LONDON, United Kingdom — Hussein Chalayan said that he was thinking about the banlieues of Paris and the plight of refugees who arrive in the city and are subsequently sent packing. He spoke about immigration, the fear of the arrival of "others" and how we need to go beyond simply tolerating immigrants to actively embracing them in northern Europe (just as was done with Holocaust survivors after World War Two).
As far as fashion shows go, that kind of idea is heavy and could easily be construed as insensitive inspiration. When it comes from Chalayan, though, it sounds sincere. After all, this is the designer who famously staged a show in 2000 as an ode to refugees of war, who have been obliged to transplant their lives from one place to another as the world implodes around them.
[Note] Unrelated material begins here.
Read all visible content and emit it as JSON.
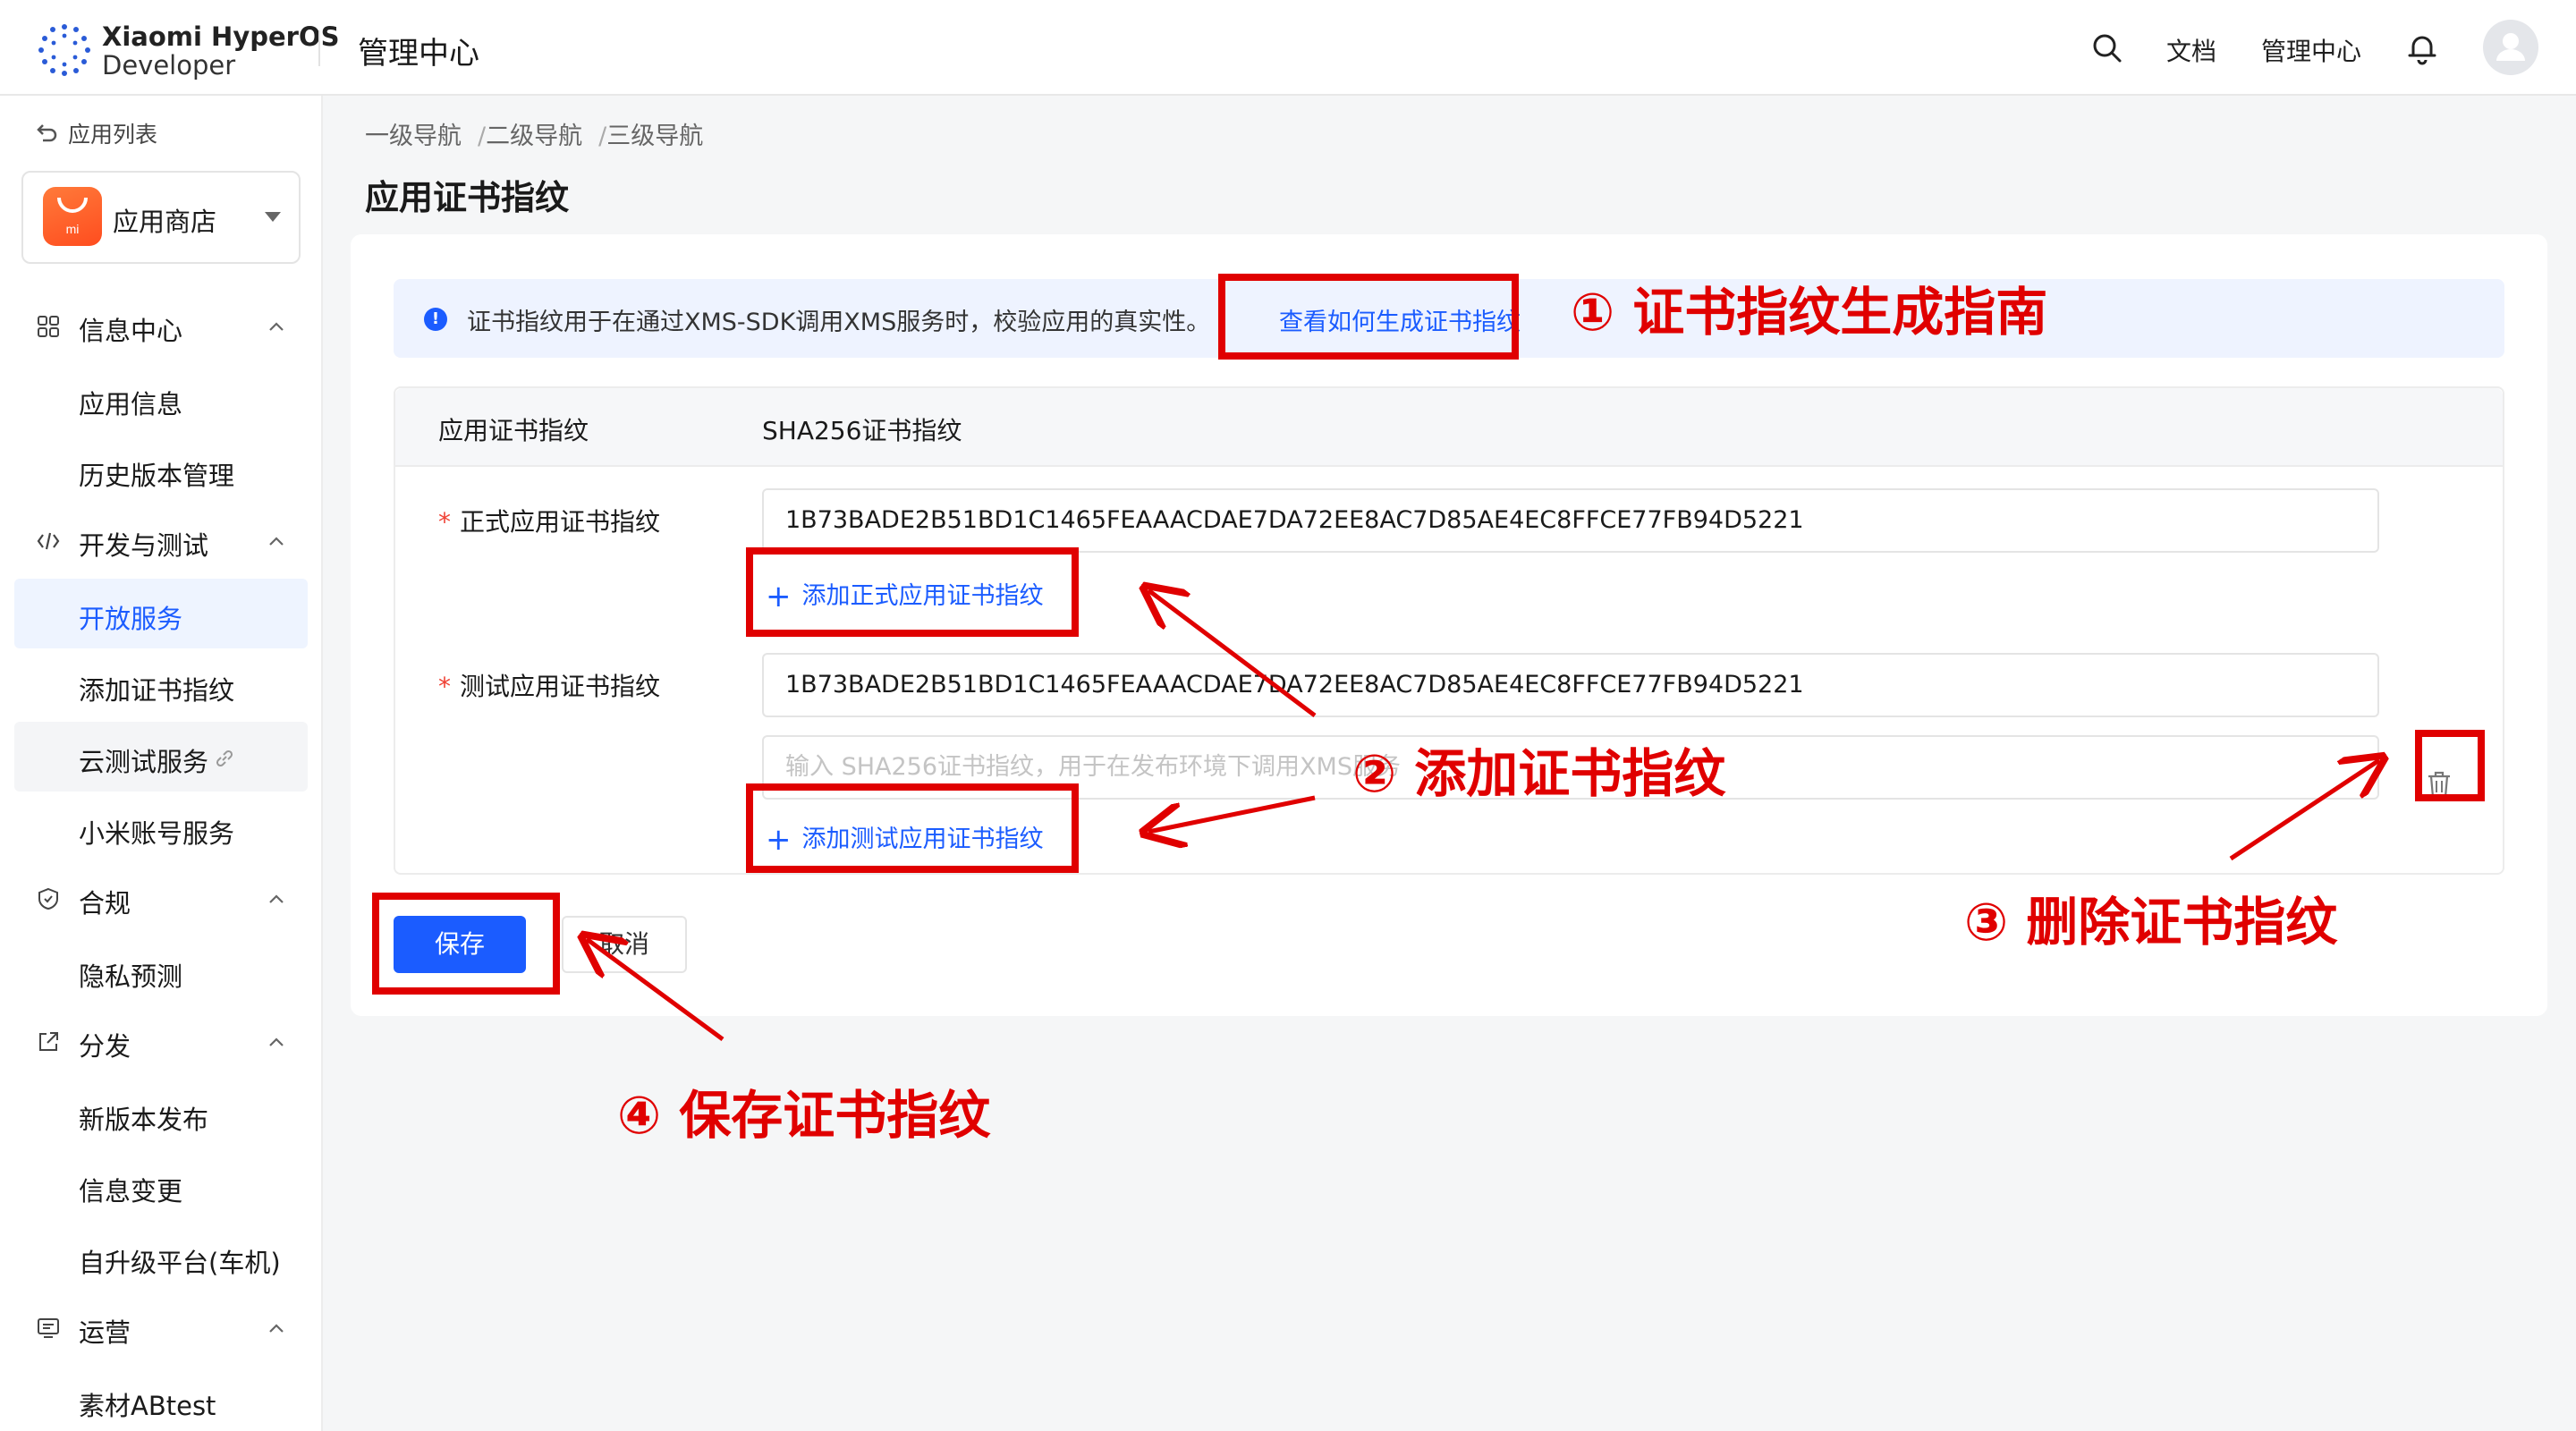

Back then, models dressed themselves in cushion covers, chairs became suitcases, and a table extended into a tiered crinoline skirt as gesture that meditated upon the idea of a portable home.
Fast forward almost two decades and the sense of theatricality is somewhat more subdued. Instead, Chalayan presented a wardrobe of menswear with circular panels on the left shoulder that were draped and made intrinsic to the construction of the outerwear and striped shirting. It may not sound or look like it has anything to do with refugees, but the designer said it was purposefully a looping shape to represent the idea of going forward and being pulled back, as a reflection of how refugees arrive in Europe and are sent back to dangerous territories.
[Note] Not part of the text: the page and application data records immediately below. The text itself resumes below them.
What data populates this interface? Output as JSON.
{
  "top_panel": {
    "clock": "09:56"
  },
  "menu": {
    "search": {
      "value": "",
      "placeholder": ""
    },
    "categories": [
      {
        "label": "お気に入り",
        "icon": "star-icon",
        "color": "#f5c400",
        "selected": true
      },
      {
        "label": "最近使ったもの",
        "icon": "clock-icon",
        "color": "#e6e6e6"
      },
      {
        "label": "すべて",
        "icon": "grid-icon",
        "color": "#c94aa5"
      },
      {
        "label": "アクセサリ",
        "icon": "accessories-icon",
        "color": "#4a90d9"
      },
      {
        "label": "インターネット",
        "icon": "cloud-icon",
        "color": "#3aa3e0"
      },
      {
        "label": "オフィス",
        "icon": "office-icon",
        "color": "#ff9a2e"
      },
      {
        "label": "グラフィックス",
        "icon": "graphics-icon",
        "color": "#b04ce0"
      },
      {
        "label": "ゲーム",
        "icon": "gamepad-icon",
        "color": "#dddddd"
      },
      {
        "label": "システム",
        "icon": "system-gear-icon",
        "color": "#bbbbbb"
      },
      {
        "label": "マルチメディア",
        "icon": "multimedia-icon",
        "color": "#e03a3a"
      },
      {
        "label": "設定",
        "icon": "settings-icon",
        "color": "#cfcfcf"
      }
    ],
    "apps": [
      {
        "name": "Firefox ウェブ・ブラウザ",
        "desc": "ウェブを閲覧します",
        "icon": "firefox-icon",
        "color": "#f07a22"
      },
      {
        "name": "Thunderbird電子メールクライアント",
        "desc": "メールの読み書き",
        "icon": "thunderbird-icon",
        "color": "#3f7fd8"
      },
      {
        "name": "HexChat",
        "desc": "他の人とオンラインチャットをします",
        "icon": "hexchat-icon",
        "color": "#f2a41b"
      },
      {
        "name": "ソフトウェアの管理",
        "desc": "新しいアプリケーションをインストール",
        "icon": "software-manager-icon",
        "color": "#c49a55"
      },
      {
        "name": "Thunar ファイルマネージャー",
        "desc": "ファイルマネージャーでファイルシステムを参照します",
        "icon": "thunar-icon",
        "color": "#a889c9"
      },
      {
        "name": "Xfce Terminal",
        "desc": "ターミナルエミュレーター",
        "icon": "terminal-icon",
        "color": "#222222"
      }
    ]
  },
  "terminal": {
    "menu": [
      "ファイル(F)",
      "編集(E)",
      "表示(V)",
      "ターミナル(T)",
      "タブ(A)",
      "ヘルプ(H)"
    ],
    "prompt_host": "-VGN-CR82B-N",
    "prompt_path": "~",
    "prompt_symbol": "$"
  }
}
Concept aside, Chalayan’s collection was compelling: there were delicious colour combinations, like fuchsia and navy, as well as tangerine, camel and primrose. North African blanket weaves in deep crimson, purple wool and cashmere were turned into artfully panelled tops. Some of the prints and pattern-cutting took cues from abstracting the aerial map of Paris’ banlieues. Shirting was quietly dramatic and the outerwear was particularly strong, especially considering that the aforementioned panels can be adapted to drape in different ways. It wasn’t quite the grand experimentation that the designer was once known for, but times have changed and it made a case for brilliantly made clothes with a story behind them.